App and web page records
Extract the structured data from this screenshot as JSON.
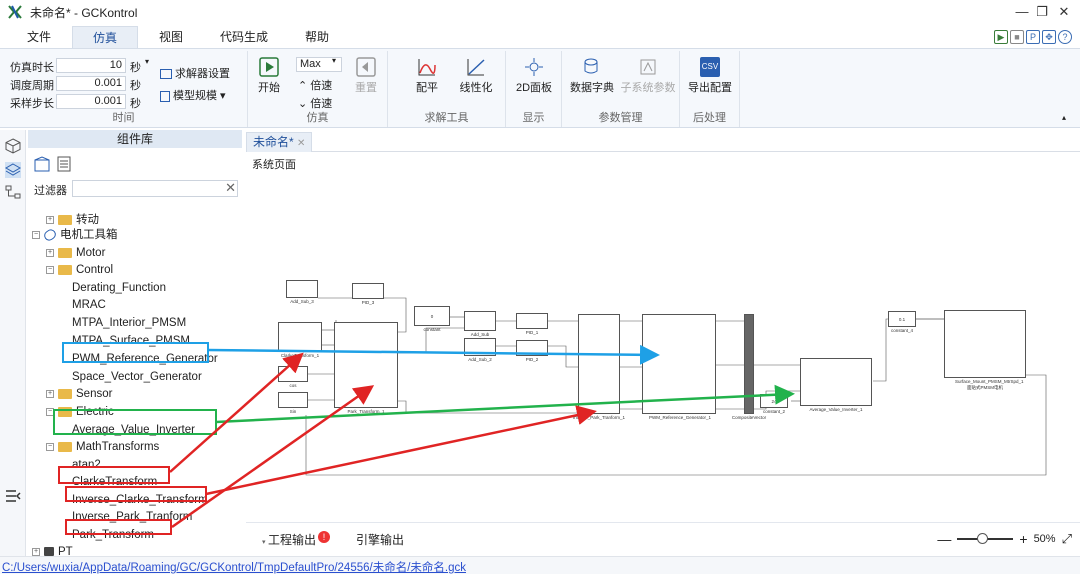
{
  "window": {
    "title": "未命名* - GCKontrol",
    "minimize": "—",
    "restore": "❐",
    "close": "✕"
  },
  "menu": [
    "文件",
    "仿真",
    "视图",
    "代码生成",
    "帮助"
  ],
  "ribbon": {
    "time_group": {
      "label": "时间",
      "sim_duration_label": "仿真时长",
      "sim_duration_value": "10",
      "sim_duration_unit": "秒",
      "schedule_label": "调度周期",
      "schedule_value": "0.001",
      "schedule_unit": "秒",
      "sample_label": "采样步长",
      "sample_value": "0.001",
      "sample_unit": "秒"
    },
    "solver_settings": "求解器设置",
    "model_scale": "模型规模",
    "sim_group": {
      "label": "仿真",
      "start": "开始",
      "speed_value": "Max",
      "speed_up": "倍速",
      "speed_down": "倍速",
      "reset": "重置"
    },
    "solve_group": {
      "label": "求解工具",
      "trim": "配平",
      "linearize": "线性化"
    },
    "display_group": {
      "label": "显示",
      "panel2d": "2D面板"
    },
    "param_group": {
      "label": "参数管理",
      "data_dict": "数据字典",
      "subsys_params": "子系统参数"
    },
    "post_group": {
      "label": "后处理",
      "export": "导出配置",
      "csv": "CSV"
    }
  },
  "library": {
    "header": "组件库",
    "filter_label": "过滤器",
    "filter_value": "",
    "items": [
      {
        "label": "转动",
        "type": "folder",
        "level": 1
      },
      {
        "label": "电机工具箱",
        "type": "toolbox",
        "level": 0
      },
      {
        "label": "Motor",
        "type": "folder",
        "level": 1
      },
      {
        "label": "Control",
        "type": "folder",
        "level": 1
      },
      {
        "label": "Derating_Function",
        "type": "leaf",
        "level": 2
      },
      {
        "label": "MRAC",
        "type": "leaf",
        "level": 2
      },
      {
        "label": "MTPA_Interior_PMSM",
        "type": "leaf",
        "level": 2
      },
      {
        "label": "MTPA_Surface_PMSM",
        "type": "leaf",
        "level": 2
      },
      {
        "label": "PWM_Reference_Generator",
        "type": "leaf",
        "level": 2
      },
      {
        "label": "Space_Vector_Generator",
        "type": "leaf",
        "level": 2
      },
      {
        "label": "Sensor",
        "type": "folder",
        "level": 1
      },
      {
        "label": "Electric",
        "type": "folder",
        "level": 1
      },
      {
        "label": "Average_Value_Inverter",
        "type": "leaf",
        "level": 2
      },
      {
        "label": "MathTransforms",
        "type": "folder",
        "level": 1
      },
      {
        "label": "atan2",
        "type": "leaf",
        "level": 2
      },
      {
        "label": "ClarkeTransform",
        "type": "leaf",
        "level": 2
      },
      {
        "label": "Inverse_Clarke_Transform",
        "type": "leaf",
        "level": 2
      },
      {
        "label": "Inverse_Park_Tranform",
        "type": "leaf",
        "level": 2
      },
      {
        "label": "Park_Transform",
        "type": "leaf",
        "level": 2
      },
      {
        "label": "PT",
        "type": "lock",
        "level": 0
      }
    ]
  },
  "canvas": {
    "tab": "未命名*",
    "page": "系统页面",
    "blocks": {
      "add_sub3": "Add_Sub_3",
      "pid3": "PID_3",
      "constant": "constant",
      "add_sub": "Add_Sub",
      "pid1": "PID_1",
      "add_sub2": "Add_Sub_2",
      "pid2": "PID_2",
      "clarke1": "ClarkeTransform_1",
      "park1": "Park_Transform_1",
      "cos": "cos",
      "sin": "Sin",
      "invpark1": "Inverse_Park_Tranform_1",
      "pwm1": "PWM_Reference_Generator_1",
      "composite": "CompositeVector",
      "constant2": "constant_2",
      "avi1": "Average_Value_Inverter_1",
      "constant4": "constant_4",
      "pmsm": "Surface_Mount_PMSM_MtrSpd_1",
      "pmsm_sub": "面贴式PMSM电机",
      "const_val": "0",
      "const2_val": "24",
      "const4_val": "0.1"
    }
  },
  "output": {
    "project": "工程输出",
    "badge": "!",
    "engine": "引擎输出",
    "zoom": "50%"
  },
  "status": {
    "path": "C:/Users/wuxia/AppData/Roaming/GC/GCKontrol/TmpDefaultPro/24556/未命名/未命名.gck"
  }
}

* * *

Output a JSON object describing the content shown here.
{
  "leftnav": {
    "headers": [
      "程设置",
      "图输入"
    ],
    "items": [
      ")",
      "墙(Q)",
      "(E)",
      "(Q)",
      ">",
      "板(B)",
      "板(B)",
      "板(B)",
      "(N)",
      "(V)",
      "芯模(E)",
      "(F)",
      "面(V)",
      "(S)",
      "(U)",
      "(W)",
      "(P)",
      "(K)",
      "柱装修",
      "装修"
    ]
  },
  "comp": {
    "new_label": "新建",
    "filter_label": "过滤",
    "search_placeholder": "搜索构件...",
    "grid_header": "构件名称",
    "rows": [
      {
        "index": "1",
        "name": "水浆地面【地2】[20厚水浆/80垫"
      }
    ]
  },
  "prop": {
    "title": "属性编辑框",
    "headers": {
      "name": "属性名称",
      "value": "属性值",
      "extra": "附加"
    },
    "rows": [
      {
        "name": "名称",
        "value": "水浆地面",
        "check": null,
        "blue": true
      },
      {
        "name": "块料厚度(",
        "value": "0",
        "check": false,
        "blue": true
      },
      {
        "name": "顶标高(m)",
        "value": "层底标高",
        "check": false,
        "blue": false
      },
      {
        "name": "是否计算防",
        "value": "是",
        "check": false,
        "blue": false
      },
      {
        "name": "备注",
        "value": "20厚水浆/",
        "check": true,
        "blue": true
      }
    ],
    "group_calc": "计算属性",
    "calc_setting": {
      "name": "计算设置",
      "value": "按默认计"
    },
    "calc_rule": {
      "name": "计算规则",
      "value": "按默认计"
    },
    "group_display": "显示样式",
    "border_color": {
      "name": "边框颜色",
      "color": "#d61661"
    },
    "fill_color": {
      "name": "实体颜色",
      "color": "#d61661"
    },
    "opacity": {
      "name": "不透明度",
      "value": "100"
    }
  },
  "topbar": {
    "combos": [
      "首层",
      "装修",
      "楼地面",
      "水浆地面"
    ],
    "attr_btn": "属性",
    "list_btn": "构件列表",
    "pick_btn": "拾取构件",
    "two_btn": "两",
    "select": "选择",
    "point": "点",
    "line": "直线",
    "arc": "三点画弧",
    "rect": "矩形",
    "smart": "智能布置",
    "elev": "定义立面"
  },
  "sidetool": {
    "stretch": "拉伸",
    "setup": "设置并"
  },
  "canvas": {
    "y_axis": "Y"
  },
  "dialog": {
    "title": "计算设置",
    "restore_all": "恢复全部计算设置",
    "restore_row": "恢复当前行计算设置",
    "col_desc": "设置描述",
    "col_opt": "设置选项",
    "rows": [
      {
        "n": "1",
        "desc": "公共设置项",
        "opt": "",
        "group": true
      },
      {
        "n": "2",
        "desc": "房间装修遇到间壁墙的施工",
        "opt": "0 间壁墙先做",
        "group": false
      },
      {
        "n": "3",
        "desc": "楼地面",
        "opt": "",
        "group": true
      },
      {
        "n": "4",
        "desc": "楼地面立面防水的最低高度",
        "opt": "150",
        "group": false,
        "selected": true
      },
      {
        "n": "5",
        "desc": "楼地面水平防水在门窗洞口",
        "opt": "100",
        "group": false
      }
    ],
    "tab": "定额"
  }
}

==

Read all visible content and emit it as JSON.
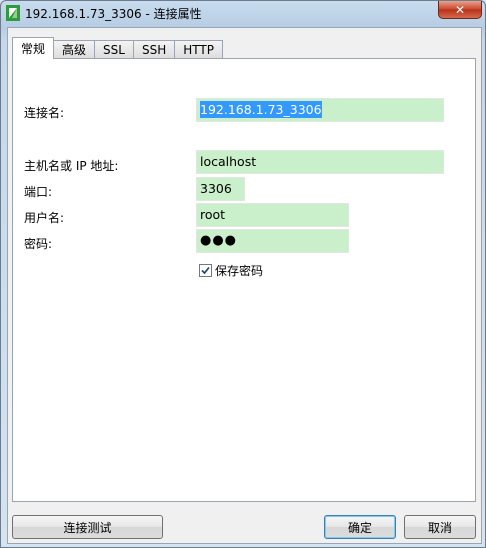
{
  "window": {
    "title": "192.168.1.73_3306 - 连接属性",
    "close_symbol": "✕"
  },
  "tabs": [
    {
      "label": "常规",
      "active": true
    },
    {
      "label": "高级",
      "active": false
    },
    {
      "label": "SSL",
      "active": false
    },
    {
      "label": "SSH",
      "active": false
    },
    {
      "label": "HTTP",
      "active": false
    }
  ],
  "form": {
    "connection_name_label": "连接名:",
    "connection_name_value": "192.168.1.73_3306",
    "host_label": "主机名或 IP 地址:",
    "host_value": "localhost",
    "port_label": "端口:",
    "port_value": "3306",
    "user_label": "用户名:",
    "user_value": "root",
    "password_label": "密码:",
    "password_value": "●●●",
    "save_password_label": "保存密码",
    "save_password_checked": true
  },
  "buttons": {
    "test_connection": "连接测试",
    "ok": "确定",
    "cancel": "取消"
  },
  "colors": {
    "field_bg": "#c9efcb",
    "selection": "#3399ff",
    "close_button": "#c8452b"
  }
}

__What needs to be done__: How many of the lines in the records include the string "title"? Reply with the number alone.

__Answer to this task__: 4